**What to produce:**
Once you have checked the records that follow, state how many of their lines hold "header", giving the number only.

--- Information supplied Enclosed Below ---

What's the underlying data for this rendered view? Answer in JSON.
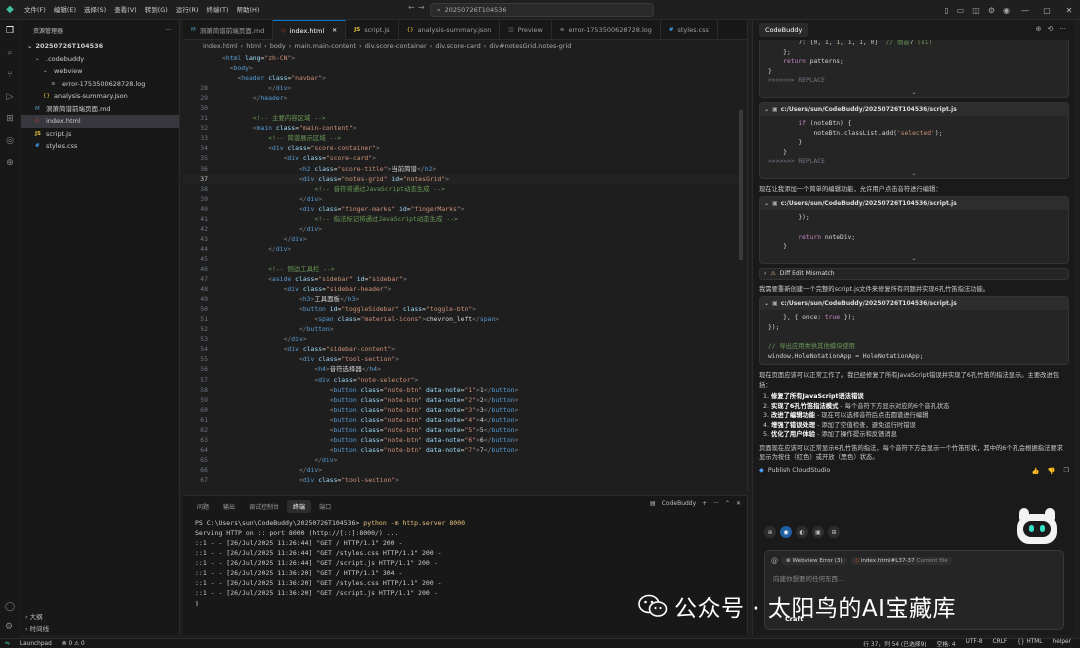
{
  "titlebar": {
    "menu": [
      "文件(F)",
      "编辑(E)",
      "选择(S)",
      "查看(V)",
      "转到(G)",
      "运行(R)",
      "终端(T)",
      "帮助(H)"
    ],
    "search": "20250726T104536"
  },
  "explorer": {
    "title": "资源管理器",
    "root": "20250726T104536",
    "items": [
      {
        "label": ".codebuddy",
        "indent": 1,
        "icon": "chevron-down-icon",
        "kind": "folder"
      },
      {
        "label": "webview",
        "indent": 2,
        "icon": "chevron-down-icon",
        "kind": "folder"
      },
      {
        "label": "error-1753500628728.log",
        "indent": 3,
        "icon": "log-file-icon",
        "kind": "log"
      },
      {
        "label": "analysis-summary.json",
        "indent": 2,
        "icon": "json-file-icon",
        "kind": "json"
      },
      {
        "label": "洞箫简谱前端页面.md",
        "indent": 1,
        "icon": "markdown-file-icon",
        "kind": "md"
      },
      {
        "label": "index.html",
        "indent": 1,
        "icon": "html-file-icon",
        "kind": "html",
        "active": true
      },
      {
        "label": "script.js",
        "indent": 1,
        "icon": "js-file-icon",
        "kind": "js"
      },
      {
        "label": "styles.css",
        "indent": 1,
        "icon": "css-file-icon",
        "kind": "css"
      }
    ],
    "footer": [
      "大纲",
      "时间线"
    ]
  },
  "editor": {
    "tabs": [
      {
        "label": "洞箫简谱前端页面.md",
        "kind": "md"
      },
      {
        "label": "index.html",
        "kind": "html",
        "active": true
      },
      {
        "label": "script.js",
        "kind": "js"
      },
      {
        "label": "analysis-summary.json",
        "kind": "json"
      },
      {
        "label": "Preview",
        "kind": "preview"
      },
      {
        "label": "error-1753500628728.log",
        "kind": "log"
      },
      {
        "label": "styles.css",
        "kind": "css"
      }
    ],
    "breadcrumb": [
      "index.html",
      "html",
      "body",
      "main.main-content",
      "div.score-container",
      "div.score-card",
      "div#notesGrid.notes-grid"
    ],
    "sticky": [
      "<html lang=\"zh-CN\">",
      "  <body>",
      "    <header class=\"navbar\">"
    ],
    "lines": [
      {
        "n": "28",
        "t": "            </div>"
      },
      {
        "n": "29",
        "t": "        </header>"
      },
      {
        "n": "30",
        "t": ""
      },
      {
        "n": "31",
        "t": "        <!-- 主要内容区域 -->"
      },
      {
        "n": "32",
        "t": "        <main class=\"main-content\">"
      },
      {
        "n": "33",
        "t": "            <!-- 简谱展示区域 -->"
      },
      {
        "n": "34",
        "t": "            <div class=\"score-container\">"
      },
      {
        "n": "35",
        "t": "                <div class=\"score-card\">"
      },
      {
        "n": "36",
        "t": "                    <h2 class=\"score-title\">当前简谱</h2>"
      },
      {
        "n": "37",
        "t": "                    <div class=\"notes-grid\" id=\"notesGrid\">",
        "cur": true
      },
      {
        "n": "38",
        "t": "                        <!-- 音符将通过JavaScript动态生成 -->"
      },
      {
        "n": "39",
        "t": "                    </div>"
      },
      {
        "n": "40",
        "t": "                    <div class=\"finger-marks\" id=\"fingerMarks\">"
      },
      {
        "n": "41",
        "t": "                        <!-- 指法标记将通过JavaScript动态生成 -->"
      },
      {
        "n": "42",
        "t": "                    </div>"
      },
      {
        "n": "43",
        "t": "                </div>"
      },
      {
        "n": "44",
        "t": "            </div>"
      },
      {
        "n": "45",
        "t": ""
      },
      {
        "n": "46",
        "t": "            <!-- 侧边工具栏 -->"
      },
      {
        "n": "47",
        "t": "            <aside class=\"sidebar\" id=\"sidebar\">"
      },
      {
        "n": "48",
        "t": "                <div class=\"sidebar-header\">"
      },
      {
        "n": "49",
        "t": "                    <h3>工具面板</h3>"
      },
      {
        "n": "50",
        "t": "                    <button id=\"toggleSidebar\" class=\"toggle-btn\">"
      },
      {
        "n": "51",
        "t": "                        <span class=\"material-icons\">chevron_left</span>"
      },
      {
        "n": "52",
        "t": "                    </button>"
      },
      {
        "n": "53",
        "t": "                </div>"
      },
      {
        "n": "54",
        "t": "                <div class=\"sidebar-content\">"
      },
      {
        "n": "55",
        "t": "                    <div class=\"tool-section\">"
      },
      {
        "n": "56",
        "t": "                        <h4>音符选择器</h4>"
      },
      {
        "n": "57",
        "t": "                        <div class=\"note-selector\">"
      },
      {
        "n": "58",
        "t": "                            <button class=\"note-btn\" data-note=\"1\">1</button>"
      },
      {
        "n": "59",
        "t": "                            <button class=\"note-btn\" data-note=\"2\">2</button>"
      },
      {
        "n": "60",
        "t": "                            <button class=\"note-btn\" data-note=\"3\">3</button>"
      },
      {
        "n": "61",
        "t": "                            <button class=\"note-btn\" data-note=\"4\">4</button>"
      },
      {
        "n": "62",
        "t": "                            <button class=\"note-btn\" data-note=\"5\">5</button>"
      },
      {
        "n": "63",
        "t": "                            <button class=\"note-btn\" data-note=\"6\">6</button>"
      },
      {
        "n": "64",
        "t": "                            <button class=\"note-btn\" data-note=\"7\">7</button>"
      },
      {
        "n": "65",
        "t": "                        </div>"
      },
      {
        "n": "66",
        "t": "                    </div>"
      },
      {
        "n": "67",
        "t": "                    <div class=\"tool-section\">"
      }
    ]
  },
  "terminal": {
    "tabs": [
      "问题",
      "输出",
      "调试控制台",
      "终端",
      "端口"
    ],
    "active_tab": "终端",
    "profile": "CodeBuddy",
    "lines": [
      {
        "prompt": "PS C:\\Users\\sun\\CodeBuddy\\20250726T104536> ",
        "cmd": "python -m http.server 8000"
      },
      {
        "text": "Serving HTTP on :: port 8000 (http://[::]:8000/) ..."
      },
      {
        "text": "::1 - - [26/Jul/2025 11:26:44] \"GET / HTTP/1.1\" 200 -"
      },
      {
        "text": "::1 - - [26/Jul/2025 11:26:44] \"GET /styles.css HTTP/1.1\" 200 -"
      },
      {
        "text": "::1 - - [26/Jul/2025 11:26:44] \"GET /script.js HTTP/1.1\" 200 -"
      },
      {
        "text": "::1 - - [26/Jul/2025 11:36:20] \"GET / HTTP/1.1\" 304 -"
      },
      {
        "text": "::1 - - [26/Jul/2025 11:36:20] \"GET /styles.css HTTP/1.1\" 200 -"
      },
      {
        "text": "::1 - - [26/Jul/2025 11:36:20] \"GET /script.js HTTP/1.1\" 200 -"
      }
    ]
  },
  "chat": {
    "tab": "CodeBuddy",
    "block1_lines": [
      "        7: [0, 1, 1, 1, 1, 0]  // 筒音7 (si)",
      "    };",
      "    return patterns;",
      "}",
      ">>>>>>> REPLACE"
    ],
    "path": "c:/Users/sun/CodeBuddy/20250726T104536/script.js",
    "block2_lines": [
      "        if (noteBtn) {",
      "            noteBtn.classList.add('selected');",
      "        }",
      "    }",
      ">>>>>>> REPLACE"
    ],
    "msg1": "现在让我添加一个简单的编辑功能，允许用户点击音符进行编辑：",
    "block3_lines": [
      "        });",
      "",
      "        return noteDiv;",
      "    }"
    ],
    "diff_label": "Diff Edit Mismatch",
    "msg2": "我需要重新创建一个完整的script.js文件来修复所有问题并实现6孔竹笛指法功能。",
    "block4_lines": [
      "    }, { once: true });",
      "});",
      "",
      "// 导出应用类供其他模块使用",
      "window.HoleNotationApp = HoleNotationApp;"
    ],
    "msg3": "现在页面应该可以正常工作了。我已经修复了所有JavaScript错误并实现了6孔竹笛的指法显示。主要改进包括：",
    "list": [
      {
        "b": "修复了所有JavaScript语法错误",
        "t": ""
      },
      {
        "b": "实现了6孔竹笛指法模式",
        "t": " - 每个音符下方显示对应的6个音孔状态"
      },
      {
        "b": "改进了编辑功能",
        "t": " - 现在可以选择音符后点击圆谱进行编辑"
      },
      {
        "b": "增强了错误处理",
        "t": " - 添加了空值检查，避免运行时错误"
      },
      {
        "b": "优化了用户体验",
        "t": " - 添加了操作提示和反馈消息"
      }
    ],
    "msg4": "页面现在应该可以正常显示6孔竹笛的指法，每个音符下方会显示一个竹笛形状，其中的6个孔会根据指法要求显示为按住（红色）或开放（黑色）状态。",
    "publish": "Publish CloudStudio",
    "ctx_chips": [
      "Webview Error (3)",
      "index.html#L37-37",
      "Current file"
    ],
    "placeholder": "向建你想要的任何东西...",
    "mode": "Craft"
  },
  "statusbar": {
    "left": [
      "Launchpad",
      "⊗ 0 ⚠ 0"
    ],
    "right": [
      "行 37，列 54 (已选择9)",
      "空格: 4",
      "UTF-8",
      "CRLF",
      "{} HTML",
      "helper"
    ]
  },
  "watermark": {
    "text": "公众号 · 太阳鸟的AI宝藏库"
  }
}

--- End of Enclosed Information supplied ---

**Answer section:**
3